INFORMATION PROVIDED
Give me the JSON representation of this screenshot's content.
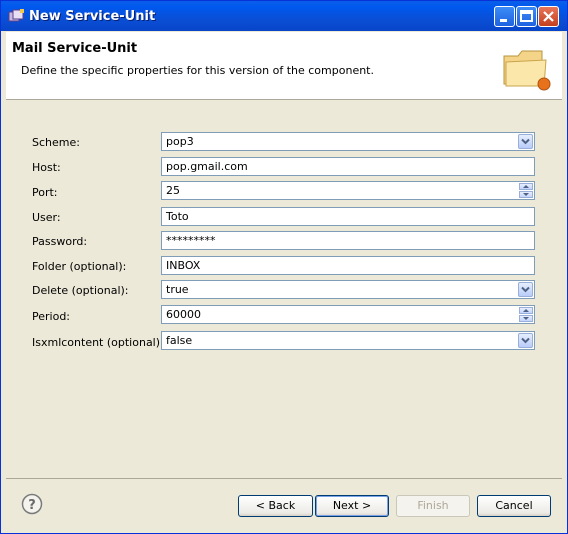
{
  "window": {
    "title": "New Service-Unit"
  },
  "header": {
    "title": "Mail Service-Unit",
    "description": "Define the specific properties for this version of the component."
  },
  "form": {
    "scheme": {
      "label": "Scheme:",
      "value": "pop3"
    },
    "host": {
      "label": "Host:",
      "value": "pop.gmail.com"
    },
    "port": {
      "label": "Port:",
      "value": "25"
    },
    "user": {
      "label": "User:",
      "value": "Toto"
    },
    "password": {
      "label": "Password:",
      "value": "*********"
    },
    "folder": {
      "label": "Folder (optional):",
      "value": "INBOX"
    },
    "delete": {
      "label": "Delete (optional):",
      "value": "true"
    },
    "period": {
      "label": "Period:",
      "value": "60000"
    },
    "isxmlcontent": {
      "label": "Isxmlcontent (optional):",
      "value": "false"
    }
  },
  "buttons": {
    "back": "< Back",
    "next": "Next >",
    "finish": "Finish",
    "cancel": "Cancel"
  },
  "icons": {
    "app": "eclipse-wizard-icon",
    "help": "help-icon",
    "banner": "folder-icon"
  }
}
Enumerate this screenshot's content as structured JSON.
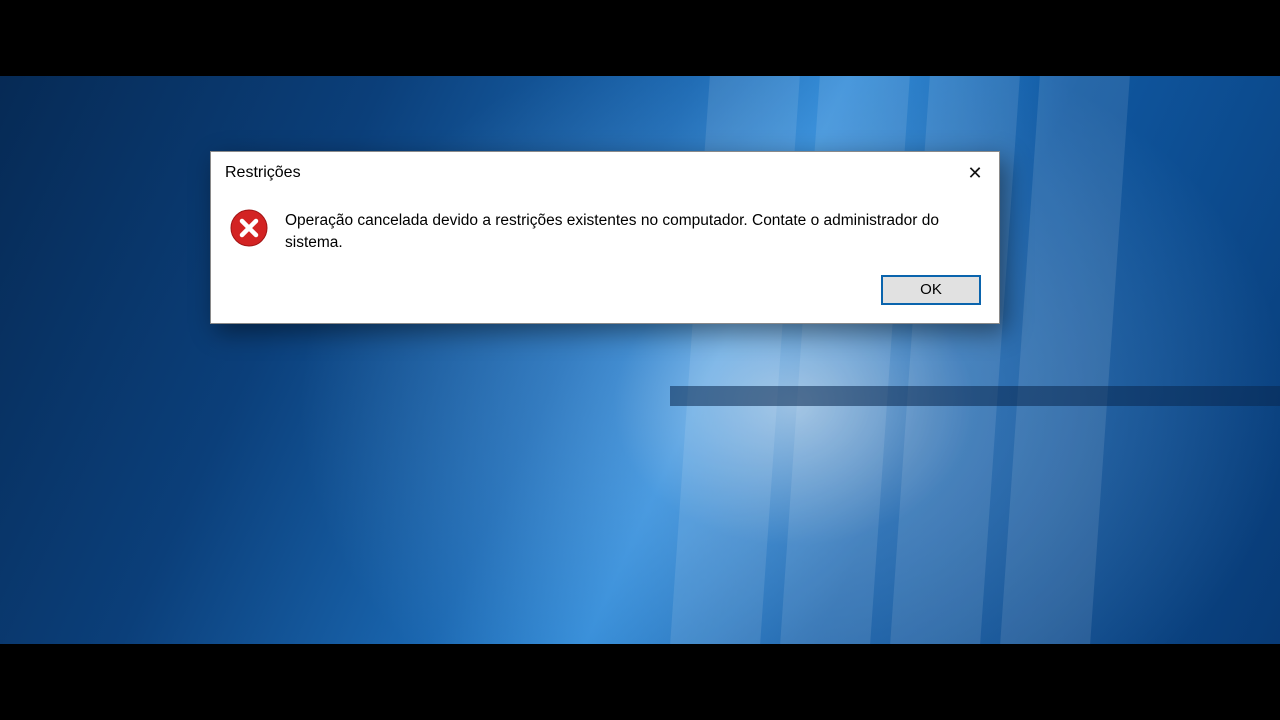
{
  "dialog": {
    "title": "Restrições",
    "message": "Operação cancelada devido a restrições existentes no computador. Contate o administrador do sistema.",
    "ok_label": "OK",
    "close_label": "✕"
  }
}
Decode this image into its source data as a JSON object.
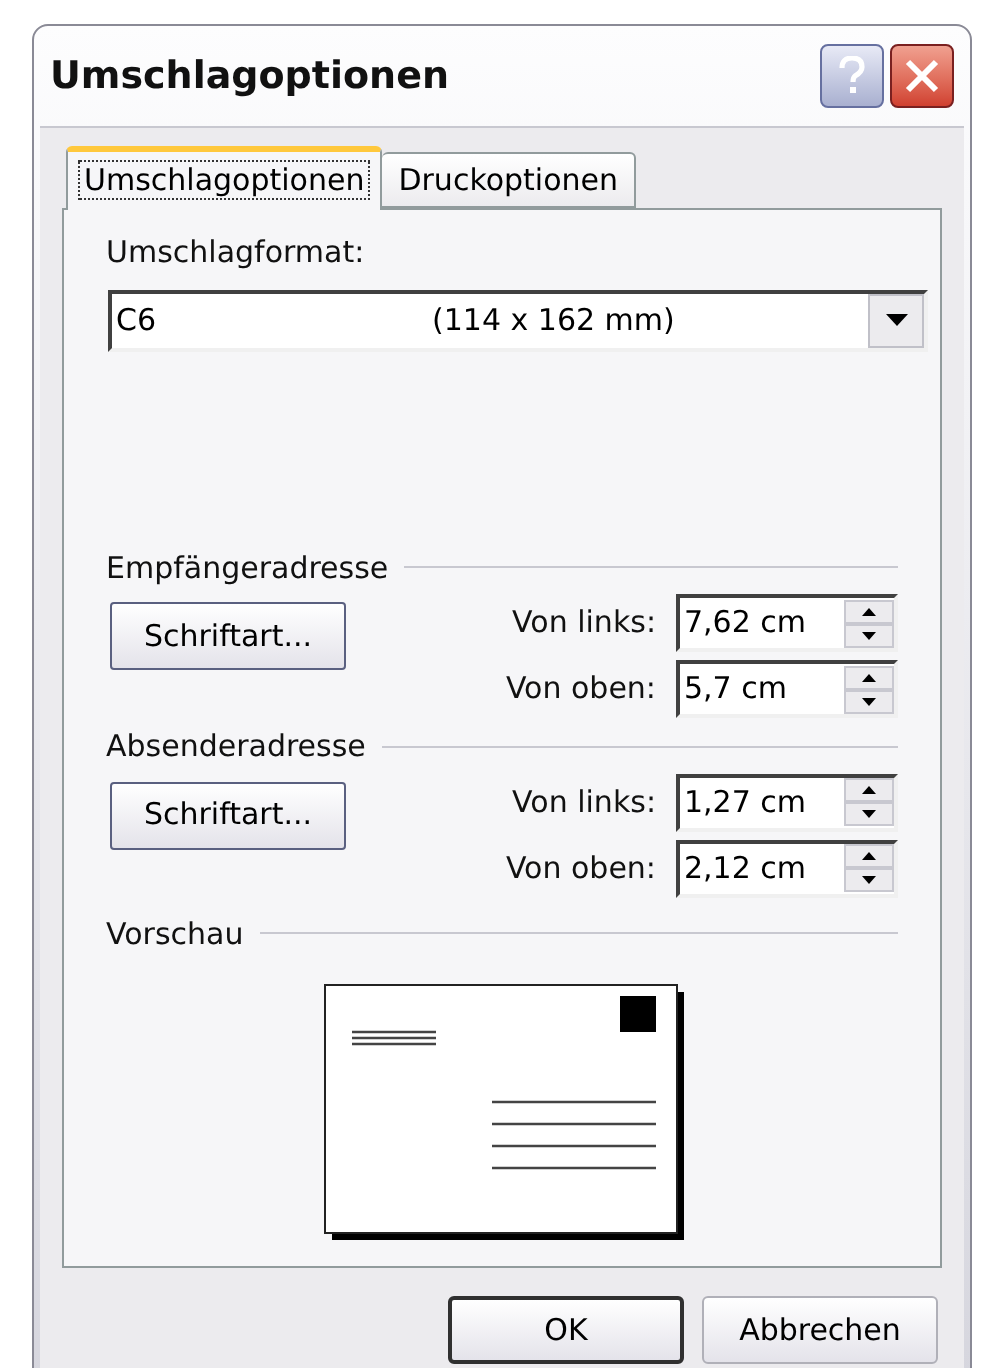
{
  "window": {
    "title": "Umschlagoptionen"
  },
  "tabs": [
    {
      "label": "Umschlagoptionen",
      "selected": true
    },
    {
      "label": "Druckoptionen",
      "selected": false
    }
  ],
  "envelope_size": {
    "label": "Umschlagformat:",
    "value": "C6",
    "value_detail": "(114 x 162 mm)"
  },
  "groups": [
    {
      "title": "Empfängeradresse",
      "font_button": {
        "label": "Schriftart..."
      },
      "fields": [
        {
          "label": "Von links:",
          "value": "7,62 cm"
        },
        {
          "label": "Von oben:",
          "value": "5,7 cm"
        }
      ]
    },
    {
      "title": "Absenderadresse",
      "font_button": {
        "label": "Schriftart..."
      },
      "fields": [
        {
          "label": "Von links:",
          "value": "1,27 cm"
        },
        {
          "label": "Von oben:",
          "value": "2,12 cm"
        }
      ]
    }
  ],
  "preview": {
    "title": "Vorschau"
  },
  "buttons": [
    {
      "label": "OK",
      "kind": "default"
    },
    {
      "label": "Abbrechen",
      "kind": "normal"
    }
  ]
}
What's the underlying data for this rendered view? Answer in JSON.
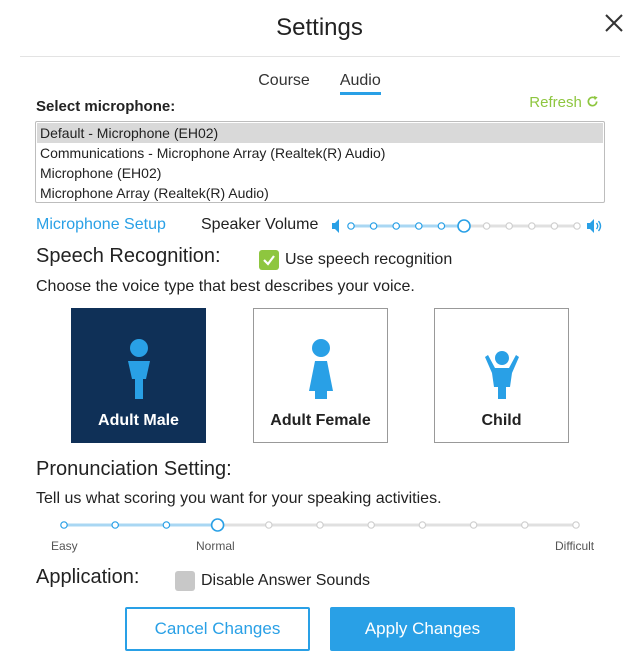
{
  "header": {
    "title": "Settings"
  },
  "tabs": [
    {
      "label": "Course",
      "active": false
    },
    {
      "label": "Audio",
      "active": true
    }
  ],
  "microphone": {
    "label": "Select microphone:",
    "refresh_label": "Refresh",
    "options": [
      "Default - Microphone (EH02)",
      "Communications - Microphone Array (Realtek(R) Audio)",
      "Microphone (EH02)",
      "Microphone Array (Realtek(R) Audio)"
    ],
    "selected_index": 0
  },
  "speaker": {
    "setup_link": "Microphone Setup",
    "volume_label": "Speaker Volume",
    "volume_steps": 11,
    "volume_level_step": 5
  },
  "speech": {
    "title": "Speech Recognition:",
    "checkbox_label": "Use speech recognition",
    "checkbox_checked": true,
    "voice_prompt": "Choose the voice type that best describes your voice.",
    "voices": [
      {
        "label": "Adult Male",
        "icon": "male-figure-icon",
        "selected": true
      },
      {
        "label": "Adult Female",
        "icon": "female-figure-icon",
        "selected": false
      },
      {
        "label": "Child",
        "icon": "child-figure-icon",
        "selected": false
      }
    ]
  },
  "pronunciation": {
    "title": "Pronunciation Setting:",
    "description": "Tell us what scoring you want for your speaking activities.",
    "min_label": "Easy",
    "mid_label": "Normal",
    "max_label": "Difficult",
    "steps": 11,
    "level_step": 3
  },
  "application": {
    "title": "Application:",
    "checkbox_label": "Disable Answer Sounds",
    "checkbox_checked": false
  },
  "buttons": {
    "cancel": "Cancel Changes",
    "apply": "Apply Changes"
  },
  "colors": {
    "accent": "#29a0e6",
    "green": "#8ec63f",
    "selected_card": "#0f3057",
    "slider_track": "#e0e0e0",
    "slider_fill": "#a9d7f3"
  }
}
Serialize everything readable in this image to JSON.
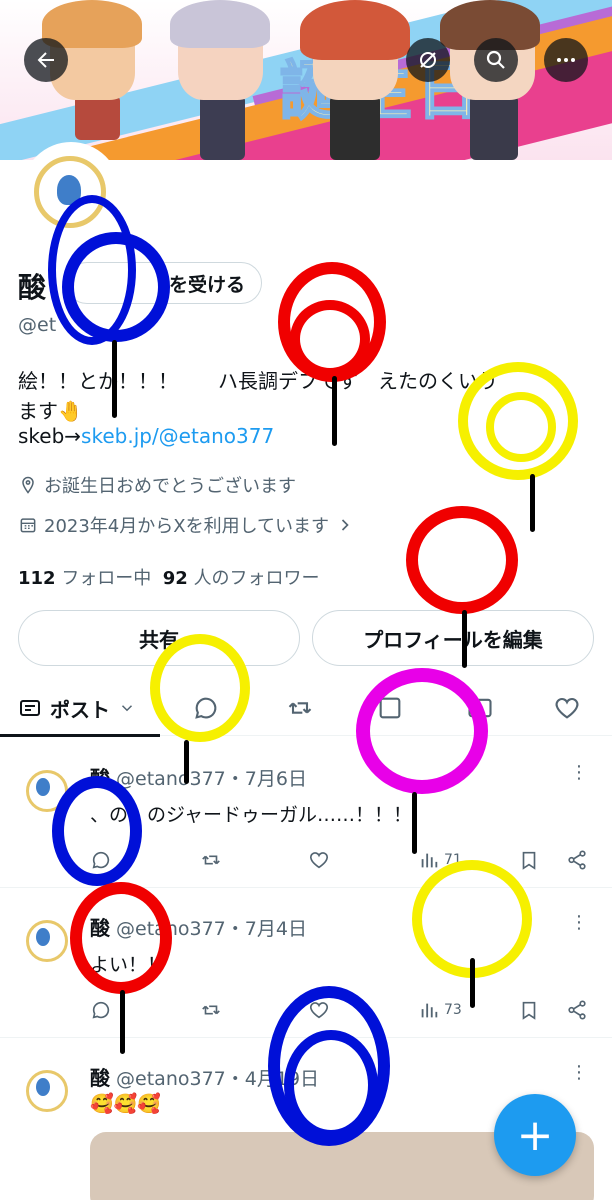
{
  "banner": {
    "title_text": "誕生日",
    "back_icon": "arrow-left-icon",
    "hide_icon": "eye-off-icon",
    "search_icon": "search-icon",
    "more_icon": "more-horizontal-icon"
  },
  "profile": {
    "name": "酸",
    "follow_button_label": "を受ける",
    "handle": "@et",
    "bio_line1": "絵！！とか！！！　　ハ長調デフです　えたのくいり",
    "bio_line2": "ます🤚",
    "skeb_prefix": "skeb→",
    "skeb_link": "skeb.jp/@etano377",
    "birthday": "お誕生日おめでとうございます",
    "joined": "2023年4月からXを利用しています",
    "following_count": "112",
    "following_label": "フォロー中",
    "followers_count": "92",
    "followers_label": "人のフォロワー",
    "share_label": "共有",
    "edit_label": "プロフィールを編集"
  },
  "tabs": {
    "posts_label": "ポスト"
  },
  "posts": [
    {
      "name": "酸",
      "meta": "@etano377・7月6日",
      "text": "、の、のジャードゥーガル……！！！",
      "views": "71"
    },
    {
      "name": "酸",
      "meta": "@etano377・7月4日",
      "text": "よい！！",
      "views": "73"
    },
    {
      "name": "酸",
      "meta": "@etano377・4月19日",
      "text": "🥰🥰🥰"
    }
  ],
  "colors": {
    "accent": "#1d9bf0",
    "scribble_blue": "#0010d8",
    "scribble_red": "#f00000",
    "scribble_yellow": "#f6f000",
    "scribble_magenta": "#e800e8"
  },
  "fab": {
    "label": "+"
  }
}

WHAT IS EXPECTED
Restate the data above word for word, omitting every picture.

RESULT
Give me the JSON representation of this screenshot's content.
{
  "window": {
    "title": "New Service-Unit"
  },
  "header": {
    "title": "Mail Service-Unit",
    "description": "Define the specific properties for this version of the component."
  },
  "form": {
    "scheme": {
      "label": "Scheme:",
      "value": "pop3"
    },
    "host": {
      "label": "Host:",
      "value": "pop.gmail.com"
    },
    "port": {
      "label": "Port:",
      "value": "25"
    },
    "user": {
      "label": "User:",
      "value": "Toto"
    },
    "password": {
      "label": "Password:",
      "value": "*********"
    },
    "folder": {
      "label": "Folder (optional):",
      "value": "INBOX"
    },
    "delete": {
      "label": "Delete (optional):",
      "value": "true"
    },
    "period": {
      "label": "Period:",
      "value": "60000"
    },
    "isxmlcontent": {
      "label": "Isxmlcontent (optional):",
      "value": "false"
    }
  },
  "buttons": {
    "back": "< Back",
    "next": "Next >",
    "finish": "Finish",
    "cancel": "Cancel"
  },
  "icons": {
    "app": "eclipse-wizard-icon",
    "help": "help-icon",
    "banner": "folder-icon"
  }
}
Enumerate this screenshot's content as structured JSON.
{
  "dialog": {
    "title": "Restrições",
    "message": "Operação cancelada devido a restrições existentes no computador. Contate o administrador do sistema.",
    "ok_label": "OK",
    "close_label": "✕"
  }
}
Decode this image into its source data as a JSON object.
{
  "window": {
    "title": "Umschlagoptionen"
  },
  "tabs": [
    {
      "label": "Umschlagoptionen",
      "selected": true
    },
    {
      "label": "Druckoptionen",
      "selected": false
    }
  ],
  "envelope_size": {
    "label": "Umschlagformat:",
    "value": "C6",
    "value_detail": "(114 x 162 mm)"
  },
  "groups": [
    {
      "title": "Empfängeradresse",
      "font_button": {
        "label": "Schriftart..."
      },
      "fields": [
        {
          "label": "Von links:",
          "value": "7,62 cm"
        },
        {
          "label": "Von oben:",
          "value": "5,7 cm"
        }
      ]
    },
    {
      "title": "Absenderadresse",
      "font_button": {
        "label": "Schriftart..."
      },
      "fields": [
        {
          "label": "Von links:",
          "value": "1,27 cm"
        },
        {
          "label": "Von oben:",
          "value": "2,12 cm"
        }
      ]
    }
  ],
  "preview": {
    "title": "Vorschau"
  },
  "buttons": [
    {
      "label": "OK",
      "kind": "default"
    },
    {
      "label": "Abbrechen",
      "kind": "normal"
    }
  ]
}
What's the underlying data for this rendered view? Answer in JSON.
{
  "header": {
    "title": "Settings"
  },
  "tabs": [
    {
      "label": "Course",
      "active": false
    },
    {
      "label": "Audio",
      "active": true
    }
  ],
  "microphone": {
    "label": "Select microphone:",
    "refresh_label": "Refresh",
    "options": [
      "Default - Microphone (EH02)",
      "Communications - Microphone Array (Realtek(R) Audio)",
      "Microphone (EH02)",
      "Microphone Array (Realtek(R) Audio)"
    ],
    "selected_index": 0
  },
  "speaker": {
    "setup_link": "Microphone Setup",
    "volume_label": "Speaker Volume",
    "volume_steps": 11,
    "volume_level_step": 5
  },
  "speech": {
    "title": "Speech Recognition:",
    "checkbox_label": "Use speech recognition",
    "checkbox_checked": true,
    "voice_prompt": "Choose the voice type that best describes your voice.",
    "voices": [
      {
        "label": "Adult Male",
        "icon": "male-figure-icon",
        "selected": true
      },
      {
        "label": "Adult Female",
        "icon": "female-figure-icon",
        "selected": false
      },
      {
        "label": "Child",
        "icon": "child-figure-icon",
        "selected": false
      }
    ]
  },
  "pronunciation": {
    "title": "Pronunciation Setting:",
    "description": "Tell us what scoring you want for your speaking activities.",
    "min_label": "Easy",
    "mid_label": "Normal",
    "max_label": "Difficult",
    "steps": 11,
    "level_step": 3
  },
  "application": {
    "title": "Application:",
    "checkbox_label": "Disable Answer Sounds",
    "checkbox_checked": false
  },
  "buttons": {
    "cancel": "Cancel Changes",
    "apply": "Apply Changes"
  },
  "colors": {
    "accent": "#29a0e6",
    "green": "#8ec63f",
    "selected_card": "#0f3057",
    "slider_track": "#e0e0e0",
    "slider_fill": "#a9d7f3"
  }
}
Serialize everything readable in this image to JSON.
{
  "banner": {
    "title_text": "誕生日",
    "back_icon": "arrow-left-icon",
    "hide_icon": "eye-off-icon",
    "search_icon": "search-icon",
    "more_icon": "more-horizontal-icon"
  },
  "profile": {
    "name": "酸",
    "follow_button_label": "を受ける",
    "handle": "@et",
    "bio_line1": "絵！！とか！！！　　ハ長調デフです　えたのくいり",
    "bio_line2": "ます🤚",
    "skeb_prefix": "skeb→",
    "skeb_link": "skeb.jp/@etano377",
    "birthday": "お誕生日おめでとうございます",
    "joined": "2023年4月からXを利用しています",
    "following_count": "112",
    "following_label": "フォロー中",
    "followers_count": "92",
    "followers_label": "人のフォロワー",
    "share_label": "共有",
    "edit_label": "プロフィールを編集"
  },
  "tabs": {
    "posts_label": "ポスト"
  },
  "posts": [
    {
      "name": "酸",
      "meta": "@etano377・7月6日",
      "text": "、の、のジャードゥーガル……！！！",
      "views": "71"
    },
    {
      "name": "酸",
      "meta": "@etano377・7月4日",
      "text": "よい！！",
      "views": "73"
    },
    {
      "name": "酸",
      "meta": "@etano377・4月19日",
      "text": "🥰🥰🥰"
    }
  ],
  "colors": {
    "accent": "#1d9bf0",
    "scribble_blue": "#0010d8",
    "scribble_red": "#f00000",
    "scribble_yellow": "#f6f000",
    "scribble_magenta": "#e800e8"
  },
  "fab": {
    "label": "+"
  }
}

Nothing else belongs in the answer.